__Work item__
Search each line below for "JSON", then return the lines where it appears.

__Supplied data__

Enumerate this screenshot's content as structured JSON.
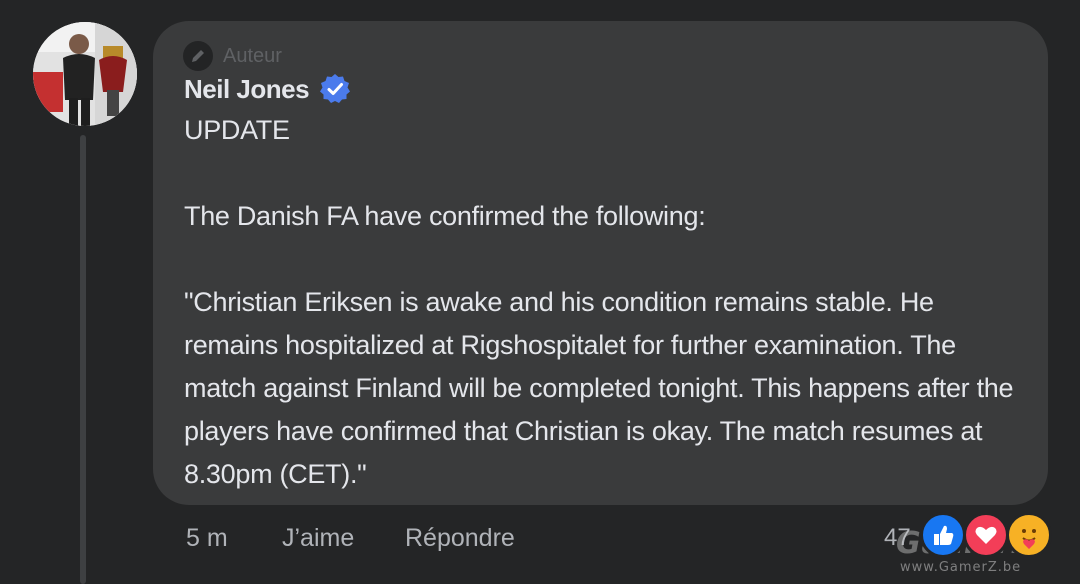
{
  "post": {
    "author_tag": "Auteur",
    "author_name": "Neil Jones",
    "body": "UPDATE\n\nThe Danish FA have confirmed the following:\n\n\"Christian Eriksen is awake and his condition remains stable. He remains hospitalized at Rigshospitalet for further examination. The match against Finland will be completed tonight. This happens after the players have confirmed that Christian is okay. The match resumes at 8.30pm (CET).\""
  },
  "actions": {
    "time": "5 m",
    "like": "J’aime",
    "reply": "Répondre"
  },
  "reactions": {
    "count": "47",
    "types": [
      "like-icon",
      "love-icon",
      "care-icon"
    ],
    "colors": {
      "like": "#1877f2",
      "love": "#f33e58",
      "care": "#f7b125"
    }
  },
  "watermark": {
    "text": "GamerZ",
    "url": "www.GamerZ.be"
  },
  "colors": {
    "background": "#242526",
    "bubble": "#3a3b3c",
    "text": "#e4e6eb",
    "secondary": "#b0b3b8",
    "verified": "#4b7bec"
  }
}
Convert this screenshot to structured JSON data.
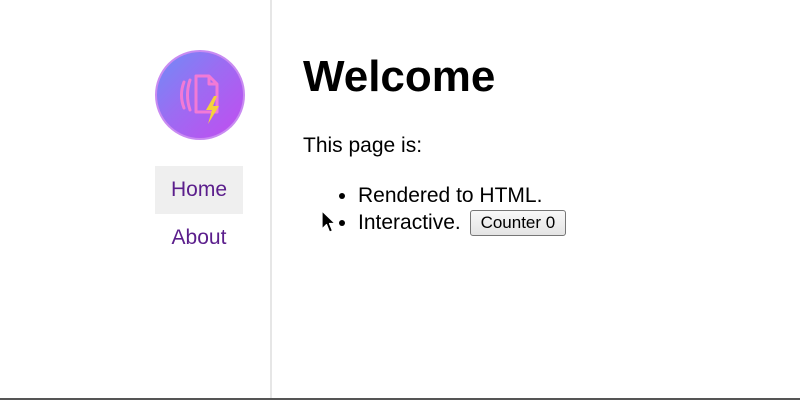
{
  "sidebar": {
    "logo_icon": "document-lightning-icon",
    "nav": [
      {
        "label": "Home",
        "active": true
      },
      {
        "label": "About",
        "active": false
      }
    ]
  },
  "main": {
    "title": "Welcome",
    "intro": "This page is:",
    "items": [
      {
        "text": "Rendered to HTML."
      },
      {
        "text": "Interactive.",
        "button_label": "Counter 0"
      }
    ]
  },
  "colors": {
    "nav_link": "#5b1e8c",
    "nav_active_bg": "#efefef",
    "logo_gradient_start": "#6f8cf7",
    "logo_gradient_end": "#c24cf0"
  }
}
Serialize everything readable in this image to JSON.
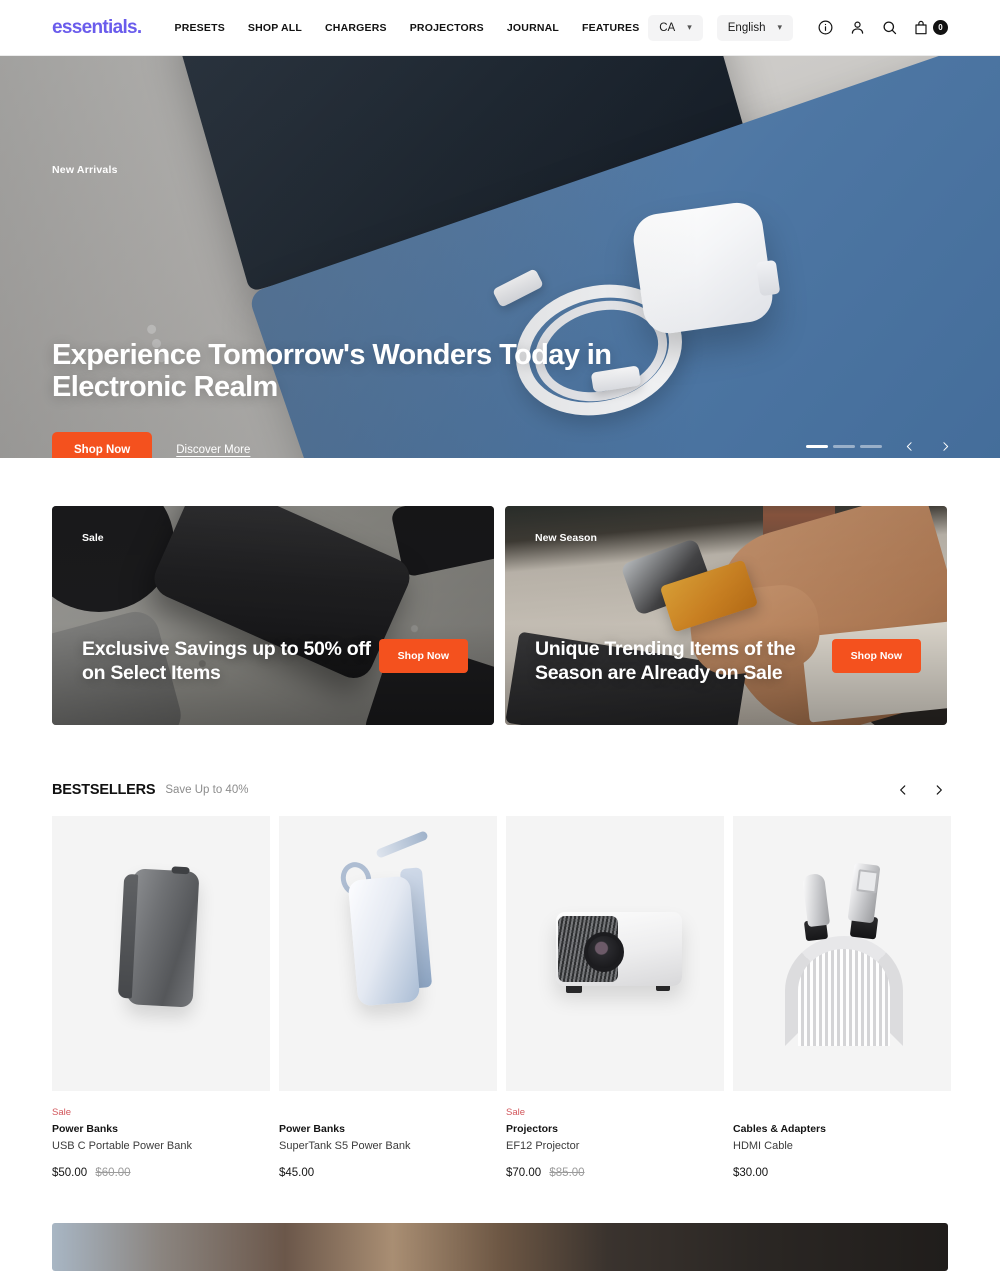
{
  "header": {
    "logo": "essentials.",
    "nav": [
      {
        "label": "PRESETS"
      },
      {
        "label": "SHOP ALL"
      },
      {
        "label": "CHARGERS"
      },
      {
        "label": "PROJECTORS"
      },
      {
        "label": "JOURNAL"
      },
      {
        "label": "FEATURES"
      }
    ],
    "country_select": {
      "value": "CA"
    },
    "language_select": {
      "value": "English"
    },
    "icons": {
      "info": "info-icon",
      "account": "account-icon",
      "search": "search-icon",
      "cart": "cart-icon"
    },
    "cart_count": "0"
  },
  "hero": {
    "eyebrow": "New Arrivals",
    "title": "Experience Tomorrow's Wonders Today in Electronic Realm",
    "primary_button": "Shop Now",
    "secondary_link": "Discover More",
    "slides_total": 3,
    "active_slide": 1,
    "prev_label": "Previous slide",
    "next_label": "Next slide"
  },
  "promos": [
    {
      "tag": "Sale",
      "title": "Exclusive Savings up to 50% off on Select Items",
      "button": "Shop Now"
    },
    {
      "tag": "New Season",
      "title": "Unique Trending Items of the Season are Already on Sale",
      "button": "Shop Now"
    }
  ],
  "bestsellers": {
    "title": "BESTSELLERS",
    "subtitle": "Save Up to 40%",
    "products": [
      {
        "badge": "Sale",
        "category": "Power Banks",
        "name": "USB C Portable Power Bank",
        "price": "$50.00",
        "price_old": "$60.00"
      },
      {
        "badge": "",
        "category": "Power Banks",
        "name": "SuperTank S5 Power Bank",
        "price": "$45.00",
        "price_old": ""
      },
      {
        "badge": "Sale",
        "category": "Projectors",
        "name": "EF12 Projector",
        "price": "$70.00",
        "price_old": "$85.00"
      },
      {
        "badge": "",
        "category": "Cables & Adapters",
        "name": "HDMI Cable",
        "price": "$30.00",
        "price_old": ""
      }
    ]
  },
  "colors": {
    "brand_purple": "#6a5cec",
    "accent_orange": "#f4511e",
    "sale_red": "#d2565b",
    "text_dark": "#141414"
  }
}
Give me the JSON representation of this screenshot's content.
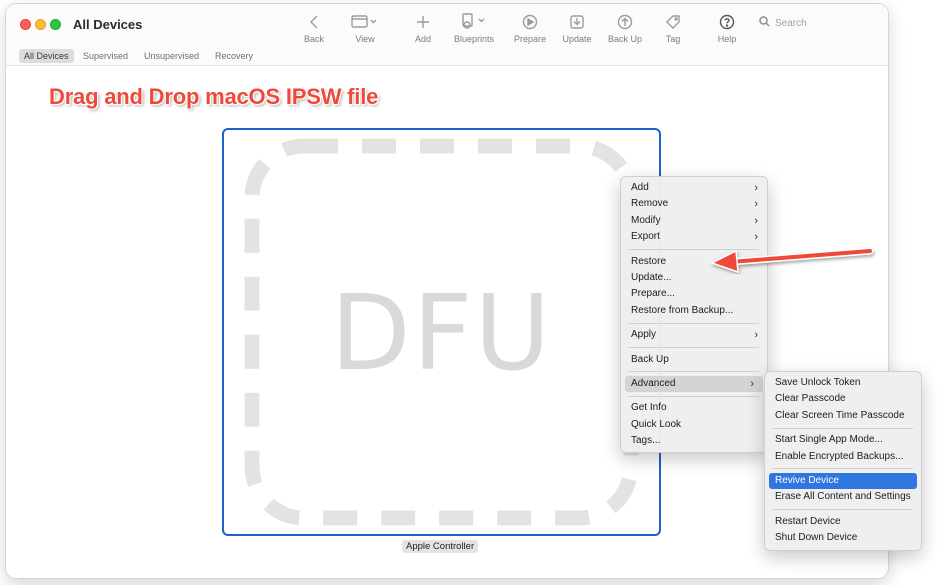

__Task output__
Enumerate this screenshot's content as structured JSON.
Convert this screenshot to structured JSON data.
Serialize everything readable in this image to JSON.
Give me the JSON representation of this screenshot's content.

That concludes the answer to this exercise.